- _Directions_
Without changing anything, reproduce every record below.

- _Data records_
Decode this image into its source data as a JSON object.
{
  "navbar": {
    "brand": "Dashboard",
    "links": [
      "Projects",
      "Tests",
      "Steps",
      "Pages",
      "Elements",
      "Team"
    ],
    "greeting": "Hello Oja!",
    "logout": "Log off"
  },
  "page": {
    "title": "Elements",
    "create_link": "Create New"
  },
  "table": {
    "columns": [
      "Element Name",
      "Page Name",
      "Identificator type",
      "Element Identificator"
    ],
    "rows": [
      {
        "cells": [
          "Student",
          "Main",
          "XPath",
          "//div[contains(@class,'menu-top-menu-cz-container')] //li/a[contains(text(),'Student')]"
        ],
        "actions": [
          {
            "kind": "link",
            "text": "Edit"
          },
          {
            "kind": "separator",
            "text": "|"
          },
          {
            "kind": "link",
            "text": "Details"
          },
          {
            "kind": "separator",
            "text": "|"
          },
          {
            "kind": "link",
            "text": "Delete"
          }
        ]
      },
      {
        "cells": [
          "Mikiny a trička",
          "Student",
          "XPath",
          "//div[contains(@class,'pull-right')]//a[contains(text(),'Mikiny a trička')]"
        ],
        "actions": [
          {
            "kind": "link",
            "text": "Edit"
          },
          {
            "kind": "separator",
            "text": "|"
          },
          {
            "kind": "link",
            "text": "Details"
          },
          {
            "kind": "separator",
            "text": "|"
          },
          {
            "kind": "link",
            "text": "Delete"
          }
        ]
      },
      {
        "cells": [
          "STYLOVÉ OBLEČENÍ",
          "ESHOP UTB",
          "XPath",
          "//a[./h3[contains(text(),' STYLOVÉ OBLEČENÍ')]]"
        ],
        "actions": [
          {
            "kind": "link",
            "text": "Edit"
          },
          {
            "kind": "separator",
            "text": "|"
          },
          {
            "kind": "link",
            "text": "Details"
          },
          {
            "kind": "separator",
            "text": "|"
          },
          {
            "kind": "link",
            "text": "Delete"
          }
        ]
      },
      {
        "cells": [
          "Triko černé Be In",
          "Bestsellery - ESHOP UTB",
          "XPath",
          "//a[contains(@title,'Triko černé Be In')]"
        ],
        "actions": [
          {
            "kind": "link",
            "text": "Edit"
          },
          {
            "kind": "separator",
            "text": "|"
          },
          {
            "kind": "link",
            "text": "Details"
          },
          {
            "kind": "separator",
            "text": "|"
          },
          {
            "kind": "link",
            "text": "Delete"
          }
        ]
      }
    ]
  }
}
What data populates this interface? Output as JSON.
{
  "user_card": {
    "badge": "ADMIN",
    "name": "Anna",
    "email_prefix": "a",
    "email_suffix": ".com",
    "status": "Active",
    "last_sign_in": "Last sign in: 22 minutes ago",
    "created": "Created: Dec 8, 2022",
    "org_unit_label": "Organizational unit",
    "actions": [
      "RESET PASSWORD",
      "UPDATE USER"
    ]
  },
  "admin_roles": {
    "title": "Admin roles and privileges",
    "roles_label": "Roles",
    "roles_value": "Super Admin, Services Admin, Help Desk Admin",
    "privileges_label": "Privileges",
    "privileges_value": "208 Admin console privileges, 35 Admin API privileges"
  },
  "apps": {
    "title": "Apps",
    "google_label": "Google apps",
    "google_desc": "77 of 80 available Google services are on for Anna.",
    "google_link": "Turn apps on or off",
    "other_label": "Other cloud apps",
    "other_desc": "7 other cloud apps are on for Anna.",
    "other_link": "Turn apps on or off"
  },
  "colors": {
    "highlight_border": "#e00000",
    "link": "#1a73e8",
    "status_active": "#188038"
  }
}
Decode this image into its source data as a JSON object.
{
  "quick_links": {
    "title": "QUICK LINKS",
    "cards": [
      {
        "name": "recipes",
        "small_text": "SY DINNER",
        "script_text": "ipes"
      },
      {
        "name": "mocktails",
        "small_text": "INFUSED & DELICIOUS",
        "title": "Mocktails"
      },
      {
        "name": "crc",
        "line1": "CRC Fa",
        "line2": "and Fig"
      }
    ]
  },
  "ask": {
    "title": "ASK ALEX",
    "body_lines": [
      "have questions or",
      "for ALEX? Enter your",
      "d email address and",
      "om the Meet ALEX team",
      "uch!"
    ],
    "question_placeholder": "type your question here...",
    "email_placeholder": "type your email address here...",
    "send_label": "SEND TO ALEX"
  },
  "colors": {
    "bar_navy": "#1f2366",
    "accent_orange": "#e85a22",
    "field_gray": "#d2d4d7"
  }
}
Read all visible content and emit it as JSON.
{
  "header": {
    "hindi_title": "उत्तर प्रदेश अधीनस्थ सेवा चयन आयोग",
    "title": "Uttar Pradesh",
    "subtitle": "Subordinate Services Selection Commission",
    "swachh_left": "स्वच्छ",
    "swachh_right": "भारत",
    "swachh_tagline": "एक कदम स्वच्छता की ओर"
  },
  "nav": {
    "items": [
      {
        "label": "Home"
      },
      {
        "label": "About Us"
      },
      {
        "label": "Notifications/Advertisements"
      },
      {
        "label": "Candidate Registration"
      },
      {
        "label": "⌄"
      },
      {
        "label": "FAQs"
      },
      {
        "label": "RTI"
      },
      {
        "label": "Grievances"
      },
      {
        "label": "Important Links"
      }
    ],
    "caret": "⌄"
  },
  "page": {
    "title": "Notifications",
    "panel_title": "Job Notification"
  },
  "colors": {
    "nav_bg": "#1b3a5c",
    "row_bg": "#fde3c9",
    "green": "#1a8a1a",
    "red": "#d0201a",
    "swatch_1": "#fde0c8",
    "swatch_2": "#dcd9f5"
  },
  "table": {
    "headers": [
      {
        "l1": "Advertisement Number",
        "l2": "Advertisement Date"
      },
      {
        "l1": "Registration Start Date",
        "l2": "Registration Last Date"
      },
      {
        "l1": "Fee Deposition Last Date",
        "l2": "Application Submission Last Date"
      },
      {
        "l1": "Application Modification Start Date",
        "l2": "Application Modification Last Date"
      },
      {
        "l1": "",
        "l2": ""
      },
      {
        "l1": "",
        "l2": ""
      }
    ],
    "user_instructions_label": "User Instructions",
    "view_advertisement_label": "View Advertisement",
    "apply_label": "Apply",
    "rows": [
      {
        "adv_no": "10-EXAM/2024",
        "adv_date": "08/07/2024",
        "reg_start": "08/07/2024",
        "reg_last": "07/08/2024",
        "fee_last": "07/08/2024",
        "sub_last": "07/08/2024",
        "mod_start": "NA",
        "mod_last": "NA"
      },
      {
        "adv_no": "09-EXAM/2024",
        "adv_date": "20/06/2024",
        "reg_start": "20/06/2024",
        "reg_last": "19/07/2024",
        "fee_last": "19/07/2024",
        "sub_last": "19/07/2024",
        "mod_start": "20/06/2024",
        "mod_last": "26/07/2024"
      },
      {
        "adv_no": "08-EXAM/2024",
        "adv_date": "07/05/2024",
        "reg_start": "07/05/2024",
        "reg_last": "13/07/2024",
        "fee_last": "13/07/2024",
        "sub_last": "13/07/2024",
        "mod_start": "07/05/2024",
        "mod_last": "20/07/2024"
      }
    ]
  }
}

- _Result for this task_
Decode this image into its source data as a JSON object.
{
  "navbar": {
    "brand": "Dashboard",
    "links": [
      "Projects",
      "Tests",
      "Steps",
      "Pages",
      "Elements",
      "Team"
    ],
    "greeting": "Hello Oja!",
    "logout": "Log off"
  },
  "page": {
    "title": "Elements",
    "create_link": "Create New"
  },
  "table": {
    "columns": [
      "Element Name",
      "Page Name",
      "Identificator type",
      "Element Identificator"
    ],
    "rows": [
      {
        "cells": [
          "Student",
          "Main",
          "XPath",
          "//div[contains(@class,'menu-top-menu-cz-container')] //li/a[contains(text(),'Student')]"
        ],
        "actions": [
          {
            "kind": "link",
            "text": "Edit"
          },
          {
            "kind": "separator",
            "text": "|"
          },
          {
            "kind": "link",
            "text": "Details"
          },
          {
            "kind": "separator",
            "text": "|"
          },
          {
            "kind": "link",
            "text": "Delete"
          }
        ]
      },
      {
        "cells": [
          "Mikiny a trička",
          "Student",
          "XPath",
          "//div[contains(@class,'pull-right')]//a[contains(text(),'Mikiny a trička')]"
        ],
        "actions": [
          {
            "kind": "link",
            "text": "Edit"
          },
          {
            "kind": "separator",
            "text": "|"
          },
          {
            "kind": "link",
            "text": "Details"
          },
          {
            "kind": "separator",
            "text": "|"
          },
          {
            "kind": "link",
            "text": "Delete"
          }
        ]
      },
      {
        "cells": [
          "STYLOVÉ OBLEČENÍ",
          "ESHOP UTB",
          "XPath",
          "//a[./h3[contains(text(),' STYLOVÉ OBLEČENÍ')]]"
        ],
        "actions": [
          {
            "kind": "link",
            "text": "Edit"
          },
          {
            "kind": "separator",
            "text": "|"
          },
          {
            "kind": "link",
            "text": "Details"
          },
          {
            "kind": "separator",
            "text": "|"
          },
          {
            "kind": "link",
            "text": "Delete"
          }
        ]
      },
      {
        "cells": [
          "Triko černé Be In",
          "Bestsellery - ESHOP UTB",
          "XPath",
          "//a[contains(@title,'Triko černé Be In')]"
        ],
        "actions": [
          {
            "kind": "link",
            "text": "Edit"
          },
          {
            "kind": "separator",
            "text": "|"
          },
          {
            "kind": "link",
            "text": "Details"
          },
          {
            "kind": "separator",
            "text": "|"
          },
          {
            "kind": "link",
            "text": "Delete"
          }
        ]
      }
    ]
  }
}
What data populates this interface? Output as JSON.
{
  "user_card": {
    "badge": "ADMIN",
    "name": "Anna",
    "email_prefix": "a",
    "email_suffix": ".com",
    "status": "Active",
    "last_sign_in": "Last sign in: 22 minutes ago",
    "created": "Created: Dec 8, 2022",
    "org_unit_label": "Organizational unit",
    "actions": [
      "RESET PASSWORD",
      "UPDATE USER"
    ]
  },
  "admin_roles": {
    "title": "Admin roles and privileges",
    "roles_label": "Roles",
    "roles_value": "Super Admin, Services Admin, Help Desk Admin",
    "privileges_label": "Privileges",
    "privileges_value": "208 Admin console privileges, 35 Admin API privileges"
  },
  "apps": {
    "title": "Apps",
    "google_label": "Google apps",
    "google_desc": "77 of 80 available Google services are on for Anna.",
    "google_link": "Turn apps on or off",
    "other_label": "Other cloud apps",
    "other_desc": "7 other cloud apps are on for Anna.",
    "other_link": "Turn apps on or off"
  },
  "colors": {
    "highlight_border": "#e00000",
    "link": "#1a73e8",
    "status_active": "#188038"
  }
}
Decode this image into its source data as a JSON object.
{
  "quick_links": {
    "title": "QUICK LINKS",
    "cards": [
      {
        "name": "recipes",
        "small_text": "SY DINNER",
        "script_text": "ipes"
      },
      {
        "name": "mocktails",
        "small_text": "INFUSED & DELICIOUS",
        "title": "Mocktails"
      },
      {
        "name": "crc",
        "line1": "CRC Fa",
        "line2": "and Fig"
      }
    ]
  },
  "ask": {
    "title": "ASK ALEX",
    "body_lines": [
      "have questions or",
      "for ALEX? Enter your",
      "d email address and",
      "om the Meet ALEX team",
      "uch!"
    ],
    "question_placeholder": "type your question here...",
    "email_placeholder": "type your email address here...",
    "send_label": "SEND TO ALEX"
  },
  "colors": {
    "bar_navy": "#1f2366",
    "accent_orange": "#e85a22",
    "field_gray": "#d2d4d7"
  }
}
Read all visible content and emit it as JSON.
{
  "header": {
    "hindi_title": "उत्तर प्रदेश अधीनस्थ सेवा चयन आयोग",
    "title": "Uttar Pradesh",
    "subtitle": "Subordinate Services Selection Commission",
    "swachh_left": "स्वच्छ",
    "swachh_right": "भारत",
    "swachh_tagline": "एक कदम स्वच्छता की ओर"
  },
  "nav": {
    "items": [
      {
        "label": "Home"
      },
      {
        "label": "About Us"
      },
      {
        "label": "Notifications/Advertisements"
      },
      {
        "label": "Candidate Registration"
      },
      {
        "label": "⌄"
      },
      {
        "label": "FAQs"
      },
      {
        "label": "RTI"
      },
      {
        "label": "Grievances"
      },
      {
        "label": "Important Links"
      }
    ],
    "caret": "⌄"
  },
  "page": {
    "title": "Notifications",
    "panel_title": "Job Notification"
  },
  "colors": {
    "nav_bg": "#1b3a5c",
    "row_bg": "#fde3c9",
    "green": "#1a8a1a",
    "red": "#d0201a",
    "swatch_1": "#fde0c8",
    "swatch_2": "#dcd9f5"
  },
  "table": {
    "headers": [
      {
        "l1": "Advertisement Number",
        "l2": "Advertisement Date"
      },
      {
        "l1": "Registration Start Date",
        "l2": "Registration Last Date"
      },
      {
        "l1": "Fee Deposition Last Date",
        "l2": "Application Submission Last Date"
      },
      {
        "l1": "Application Modification Start Date",
        "l2": "Application Modification Last Date"
      },
      {
        "l1": "",
        "l2": ""
      },
      {
        "l1": "",
        "l2": ""
      }
    ],
    "user_instructions_label": "User Instructions",
    "view_advertisement_label": "View Advertisement",
    "apply_label": "Apply",
    "rows": [
      {
        "adv_no": "10-EXAM/2024",
        "adv_date": "08/07/2024",
        "reg_start": "08/07/2024",
        "reg_last": "07/08/2024",
        "fee_last": "07/08/2024",
        "sub_last": "07/08/2024",
        "mod_start": "NA",
        "mod_last": "NA"
      },
      {
        "adv_no": "09-EXAM/2024",
        "adv_date": "20/06/2024",
        "reg_start": "20/06/2024",
        "reg_last": "19/07/2024",
        "fee_last": "19/07/2024",
        "sub_last": "19/07/2024",
        "mod_start": "20/06/2024",
        "mod_last": "26/07/2024"
      },
      {
        "adv_no": "08-EXAM/2024",
        "adv_date": "07/05/2024",
        "reg_start": "07/05/2024",
        "reg_last": "13/07/2024",
        "fee_last": "13/07/2024",
        "sub_last": "13/07/2024",
        "mod_start": "07/05/2024",
        "mod_last": "20/07/2024"
      }
    ]
  }
}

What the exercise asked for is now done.